Top of Provided data
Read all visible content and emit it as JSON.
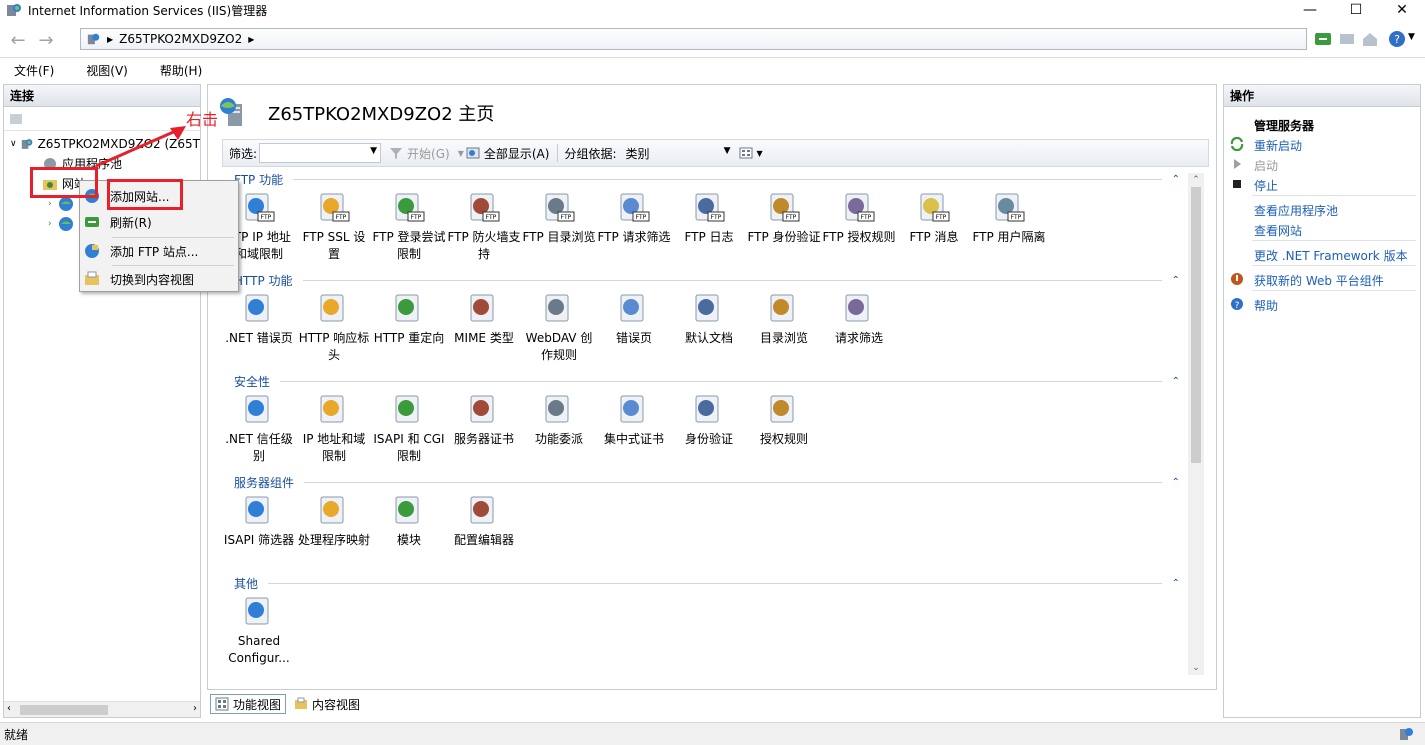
{
  "window": {
    "title": "Internet Information Services (IIS)管理器",
    "controls": [
      "minimize",
      "maximize",
      "close"
    ]
  },
  "address": {
    "crumb": "Z65TPKO2MXD9ZO2"
  },
  "menubar": {
    "items": [
      "文件(F)",
      "视图(V)",
      "帮助(H)"
    ]
  },
  "connections": {
    "header": "连接",
    "tree": {
      "server": "Z65TPKO2MXD9ZO2 (Z65T",
      "app_pools": "应用程序池",
      "sites": "网站"
    }
  },
  "context_menu": {
    "items": [
      "添加网站...",
      "刷新(R)",
      "添加 FTP 站点...",
      "切换到内容视图"
    ]
  },
  "annotation": {
    "label": "右击"
  },
  "main": {
    "title": "Z65TPKO2MXD9ZO2 主页",
    "filter_label": "筛选:",
    "start_label": "开始(G)",
    "show_all_label": "全部显示(A)",
    "group_by_label": "分组依据:",
    "group_by_value": "类别",
    "groups": [
      {
        "title": "FTP 功能",
        "items": [
          "FTP IP 地址和域限制",
          "FTP SSL 设置",
          "FTP 登录尝试限制",
          "FTP 防火墙支持",
          "FTP 目录浏览",
          "FTP 请求筛选",
          "FTP 日志",
          "FTP 身份验证",
          "FTP 授权规则",
          "FTP 消息",
          "FTP 用户隔离"
        ]
      },
      {
        "title": "HTTP 功能",
        "items": [
          ".NET 错误页",
          "HTTP 响应标头",
          "HTTP 重定向",
          "MIME 类型",
          "WebDAV 创作规则",
          "错误页",
          "默认文档",
          "目录浏览",
          "请求筛选"
        ]
      },
      {
        "title": "安全性",
        "items": [
          ".NET 信任级别",
          "IP 地址和域限制",
          "ISAPI 和 CGI 限制",
          "服务器证书",
          "功能委派",
          "集中式证书",
          "身份验证",
          "授权规则"
        ]
      },
      {
        "title": "服务器组件",
        "items": [
          "ISAPI 筛选器",
          "处理程序映射",
          "模块",
          "配置编辑器"
        ]
      },
      {
        "title": "其他",
        "items": [
          "Shared Configur..."
        ]
      }
    ],
    "view_tabs": [
      "功能视图",
      "内容视图"
    ]
  },
  "actions": {
    "header": "操作",
    "section_title": "管理服务器",
    "items": [
      {
        "label": "重新启动",
        "enabled": true
      },
      {
        "label": "启动",
        "enabled": false
      },
      {
        "label": "停止",
        "enabled": true
      },
      {
        "label": "查看应用程序池",
        "enabled": true
      },
      {
        "label": "查看网站",
        "enabled": true
      },
      {
        "label": "更改 .NET Framework 版本",
        "enabled": true
      },
      {
        "label": "获取新的 Web 平台组件",
        "enabled": true
      },
      {
        "label": "帮助",
        "enabled": true
      }
    ]
  },
  "statusbar": {
    "text": "就绪"
  },
  "colors": {
    "link": "#1c5fb8",
    "group_title": "#1a4fa0",
    "annotation_red": "#e8202a"
  }
}
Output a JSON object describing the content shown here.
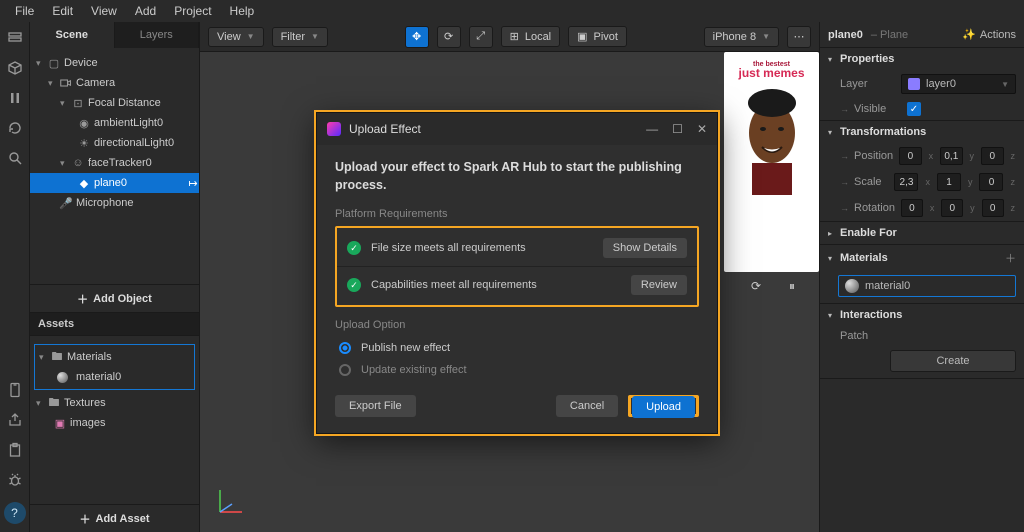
{
  "menu": [
    "File",
    "Edit",
    "View",
    "Add",
    "Project",
    "Help"
  ],
  "tabs": {
    "scene": "Scene",
    "layers": "Layers"
  },
  "scene": {
    "device": "Device",
    "camera": "Camera",
    "focal": "Focal Distance",
    "ambient": "ambientLight0",
    "dirlight": "directionalLight0",
    "tracker": "faceTracker0",
    "plane": "plane0",
    "mic": "Microphone"
  },
  "add_object": "Add Object",
  "assets_title": "Assets",
  "assets": {
    "materials": "Materials",
    "material0": "material0",
    "textures": "Textures",
    "images": "images"
  },
  "add_asset": "Add Asset",
  "toolbar": {
    "view": "View",
    "filter": "Filter",
    "local": "Local",
    "pivot": "Pivot",
    "device": "iPhone 8"
  },
  "meme": {
    "small": "the bestest",
    "big": "just memes"
  },
  "inspector": {
    "name": "plane0",
    "type": "– Plane",
    "actions": "Actions",
    "properties": "Properties",
    "layer": "Layer",
    "layer0": "layer0",
    "visible": "Visible",
    "transformations": "Transformations",
    "position": "Position",
    "scale": "Scale",
    "rotation": "Rotation",
    "pos": [
      "0",
      "0,1",
      "0"
    ],
    "scale_v": [
      "2,3",
      "1",
      "0"
    ],
    "rot": [
      "0",
      "0",
      "0"
    ],
    "enable_for": "Enable For",
    "materials": "Materials",
    "material0": "material0",
    "interactions": "Interactions",
    "patch": "Patch",
    "create": "Create"
  },
  "dialog": {
    "title": "Upload Effect",
    "message": "Upload your effect to Spark AR Hub to start the publishing process.",
    "platform_req": "Platform Requirements",
    "req1": "File size meets all requirements",
    "show_details": "Show Details",
    "req2": "Capabilities meet all requirements",
    "review": "Review",
    "upload_option": "Upload Option",
    "publish_new": "Publish new effect",
    "update_existing": "Update existing effect",
    "export": "Export File",
    "cancel": "Cancel",
    "upload": "Upload"
  }
}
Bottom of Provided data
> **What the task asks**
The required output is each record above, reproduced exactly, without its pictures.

> **Answer to this exercise**
Read all visible content and emit it as JSON.
{
  "window": {
    "title": "Internet Information Services (IIS)管理器",
    "controls": [
      "minimize",
      "maximize",
      "close"
    ]
  },
  "address": {
    "crumb": "Z65TPKO2MXD9ZO2"
  },
  "menubar": {
    "items": [
      "文件(F)",
      "视图(V)",
      "帮助(H)"
    ]
  },
  "connections": {
    "header": "连接",
    "tree": {
      "server": "Z65TPKO2MXD9ZO2 (Z65T",
      "app_pools": "应用程序池",
      "sites": "网站"
    }
  },
  "context_menu": {
    "items": [
      "添加网站...",
      "刷新(R)",
      "添加 FTP 站点...",
      "切换到内容视图"
    ]
  },
  "annotation": {
    "label": "右击"
  },
  "main": {
    "title": "Z65TPKO2MXD9ZO2 主页",
    "filter_label": "筛选:",
    "start_label": "开始(G)",
    "show_all_label": "全部显示(A)",
    "group_by_label": "分组依据:",
    "group_by_value": "类别",
    "groups": [
      {
        "title": "FTP 功能",
        "items": [
          "FTP IP 地址和域限制",
          "FTP SSL 设置",
          "FTP 登录尝试限制",
          "FTP 防火墙支持",
          "FTP 目录浏览",
          "FTP 请求筛选",
          "FTP 日志",
          "FTP 身份验证",
          "FTP 授权规则",
          "FTP 消息",
          "FTP 用户隔离"
        ]
      },
      {
        "title": "HTTP 功能",
        "items": [
          ".NET 错误页",
          "HTTP 响应标头",
          "HTTP 重定向",
          "MIME 类型",
          "WebDAV 创作规则",
          "错误页",
          "默认文档",
          "目录浏览",
          "请求筛选"
        ]
      },
      {
        "title": "安全性",
        "items": [
          ".NET 信任级别",
          "IP 地址和域限制",
          "ISAPI 和 CGI 限制",
          "服务器证书",
          "功能委派",
          "集中式证书",
          "身份验证",
          "授权规则"
        ]
      },
      {
        "title": "服务器组件",
        "items": [
          "ISAPI 筛选器",
          "处理程序映射",
          "模块",
          "配置编辑器"
        ]
      },
      {
        "title": "其他",
        "items": [
          "Shared Configur..."
        ]
      }
    ],
    "view_tabs": [
      "功能视图",
      "内容视图"
    ]
  },
  "actions": {
    "header": "操作",
    "section_title": "管理服务器",
    "items": [
      {
        "label": "重新启动",
        "enabled": true
      },
      {
        "label": "启动",
        "enabled": false
      },
      {
        "label": "停止",
        "enabled": true
      },
      {
        "label": "查看应用程序池",
        "enabled": true
      },
      {
        "label": "查看网站",
        "enabled": true
      },
      {
        "label": "更改 .NET Framework 版本",
        "enabled": true
      },
      {
        "label": "获取新的 Web 平台组件",
        "enabled": true
      },
      {
        "label": "帮助",
        "enabled": true
      }
    ]
  },
  "statusbar": {
    "text": "就绪"
  },
  "colors": {
    "link": "#1c5fb8",
    "group_title": "#1a4fa0",
    "annotation_red": "#e8202a"
  }
}
Output a JSON object describing the content shown here.
{
  "menu": [
    "File",
    "Edit",
    "View",
    "Add",
    "Project",
    "Help"
  ],
  "tabs": {
    "scene": "Scene",
    "layers": "Layers"
  },
  "scene": {
    "device": "Device",
    "camera": "Camera",
    "focal": "Focal Distance",
    "ambient": "ambientLight0",
    "dirlight": "directionalLight0",
    "tracker": "faceTracker0",
    "plane": "plane0",
    "mic": "Microphone"
  },
  "add_object": "Add Object",
  "assets_title": "Assets",
  "assets": {
    "materials": "Materials",
    "material0": "material0",
    "textures": "Textures",
    "images": "images"
  },
  "add_asset": "Add Asset",
  "toolbar": {
    "view": "View",
    "filter": "Filter",
    "local": "Local",
    "pivot": "Pivot",
    "device": "iPhone 8"
  },
  "meme": {
    "small": "the bestest",
    "big": "just memes"
  },
  "inspector": {
    "name": "plane0",
    "type": "– Plane",
    "actions": "Actions",
    "properties": "Properties",
    "layer": "Layer",
    "layer0": "layer0",
    "visible": "Visible",
    "transformations": "Transformations",
    "position": "Position",
    "scale": "Scale",
    "rotation": "Rotation",
    "pos": [
      "0",
      "0,1",
      "0"
    ],
    "scale_v": [
      "2,3",
      "1",
      "0"
    ],
    "rot": [
      "0",
      "0",
      "0"
    ],
    "enable_for": "Enable For",
    "materials": "Materials",
    "material0": "material0",
    "interactions": "Interactions",
    "patch": "Patch",
    "create": "Create"
  },
  "dialog": {
    "title": "Upload Effect",
    "message": "Upload your effect to Spark AR Hub to start the publishing process.",
    "platform_req": "Platform Requirements",
    "req1": "File size meets all requirements",
    "show_details": "Show Details",
    "req2": "Capabilities meet all requirements",
    "review": "Review",
    "upload_option": "Upload Option",
    "publish_new": "Publish new effect",
    "update_existing": "Update existing effect",
    "export": "Export File",
    "cancel": "Cancel",
    "upload": "Upload"
  }
}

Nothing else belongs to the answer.